Wanda stands at the kitchen window, leans on the counter to stare at the car lights as they slip past on the highway, praying for a set of headlights to turn down the gravel road that leads to the farm. This wouldn’t be the first time she’d been stood up.
An hour later she gives up and walks out to the front porch to sit on the concrete steps. The western sky melts from blue-pink to blue-black. No moon, the night gives up the heat quickly and a light breeze stirs the grass where the cow lays with her two-week-old calf. If she holds her breath she can hear the soft roar of tires on the highway, just under the drone of cicadas. Looking east again, she sees lights approaching, easing around the bend in the road that keeps the oil tanker trucks from plowing into the front yard.
A two-tone Mercury slides by on the other side of the elm trees that line the front yard. She hears the soft crunch of tires on gravel, watches red triangle-shaped taillights grow smaller, then flash of brake lights, then darkness. A car door opens and closes softly and in the moment of light she sees a man emerge. Without seeing she knows he’s crossed the barbwire fence into the pasture. She looks through the front door into the dining room where her parents sit under a veil of cigarette smoke and laughter, playing canasta with Dave and Jimmie, then walks toward the darkness.
This dream, this recurring dream, always starts with the two of them, he and his new wife, in a car, driving away from a church, straight to a small white-shingled house in a neighborhood of similar houses where Marcie and Bobbie are waiting, dressed in clean clothes, dancing on the lawn with a golden retriever puppy while a yellow tabby watches from the porch.
The dream always ends the same way. Robert awakes just as a large crack is opening, slashing across the yard, gulping down the boy, the girl, the dog, the house, while he and his new wife watch, unable to make a sound, not even a simple “No.”
Blue light edges into the room and six-year-old Bobbie reaches under the bed for the shoebox with holes punched in the lid. Careful not to wake his sister, he slips out of the room and heads outdoors where lizards and toads and other creatures wait their fate.

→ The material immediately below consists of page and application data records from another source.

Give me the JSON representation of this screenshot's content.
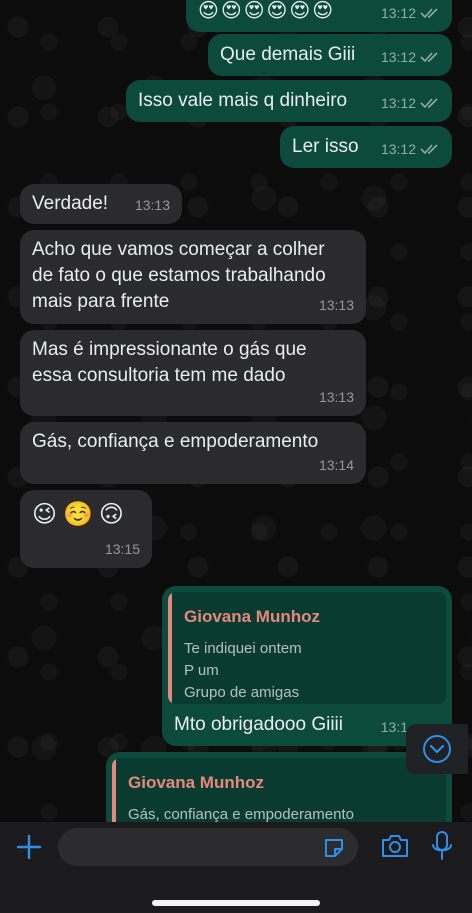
{
  "messages_out": [
    {
      "text": "😍😍😍😍😍😍",
      "time": "13:12"
    },
    {
      "text": "Que demais Giii",
      "time": "13:12"
    },
    {
      "text": "Isso vale mais q dinheiro",
      "time": "13:12"
    },
    {
      "text": "Ler isso",
      "time": "13:12"
    }
  ],
  "messages_in": [
    {
      "text": "Verdade!",
      "time": "13:13"
    },
    {
      "lines": [
        "Acho que vamos começar a colher",
        "de fato o que estamos trabalhando",
        "mais para frente"
      ],
      "time": "13:13"
    },
    {
      "lines": [
        "Mas é impressionante o gás que",
        "essa consultoria tem me dado"
      ],
      "time": "13:13"
    },
    {
      "text": "Gás, confiança e empoderamento",
      "time": "13:14"
    },
    {
      "text": "😉☺️🙃",
      "time": "13:15"
    }
  ],
  "reply_1": {
    "quoted_name": "Giovana Munhoz",
    "quoted_lines": [
      "Te indiquei ontem",
      "P um",
      "Grupo de amigas"
    ],
    "text": "Mto obrigadooo Giiii",
    "time": "13:1"
  },
  "reply_2": {
    "quoted_name": "Giovana Munhoz",
    "quoted_line": "Gás, confiança e empoderamento"
  },
  "colors": {
    "outgoing_bubble": "#0c4a3e",
    "incoming_bubble": "#2b2b2d",
    "accent_blue": "#2f8fe8",
    "quote_name": "#e6887b"
  },
  "icons": {
    "add": "plus-icon",
    "sticker": "sticker-icon",
    "camera": "camera-icon",
    "mic": "microphone-icon",
    "scroll": "chevron-down-circle-icon"
  }
}
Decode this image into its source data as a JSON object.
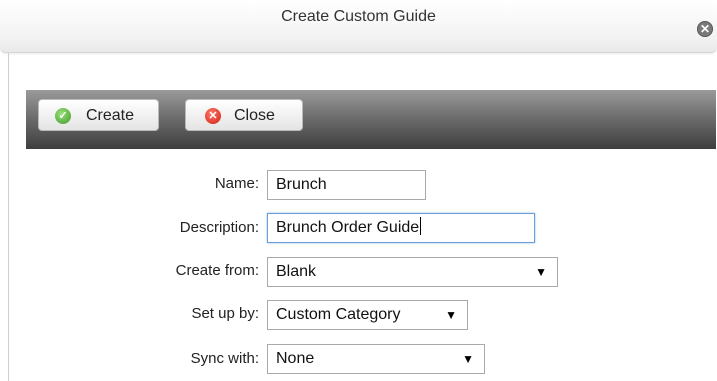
{
  "dialog": {
    "title": "Create Custom Guide",
    "close_icon": "close-circle-icon"
  },
  "toolbar": {
    "create_label": "Create",
    "create_icon": "check-circle-icon",
    "close_label": "Close",
    "close_icon": "x-circle-icon",
    "accent_create": "#3f9a2a",
    "accent_close": "#d11d12"
  },
  "form": {
    "name": {
      "label": "Name:",
      "value": "Brunch"
    },
    "description": {
      "label": "Description:",
      "value": "Brunch Order Guide"
    },
    "create_from": {
      "label": "Create from:",
      "value": "Blank"
    },
    "set_up_by": {
      "label": "Set up by:",
      "value": "Custom Category"
    },
    "sync_with": {
      "label": "Sync with:",
      "value": "None"
    }
  }
}
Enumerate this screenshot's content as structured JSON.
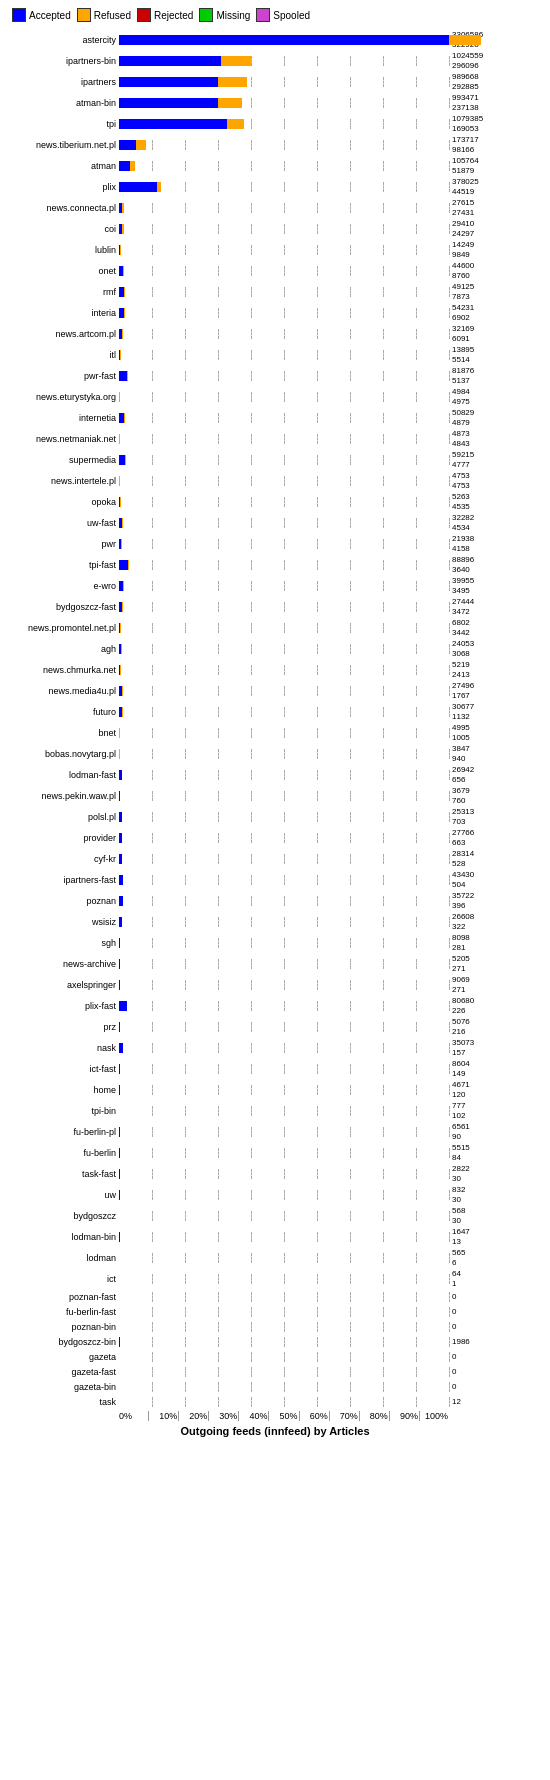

Marcie forms the ground beef into perfect round patties, places them in the skillet to wait for her father to light the burner. She pulls ketchup and mustard and lettuce from the fridge, sets three places with paper plates and plastic cups, pours Coke into one, dreams of living next door to a Burger King.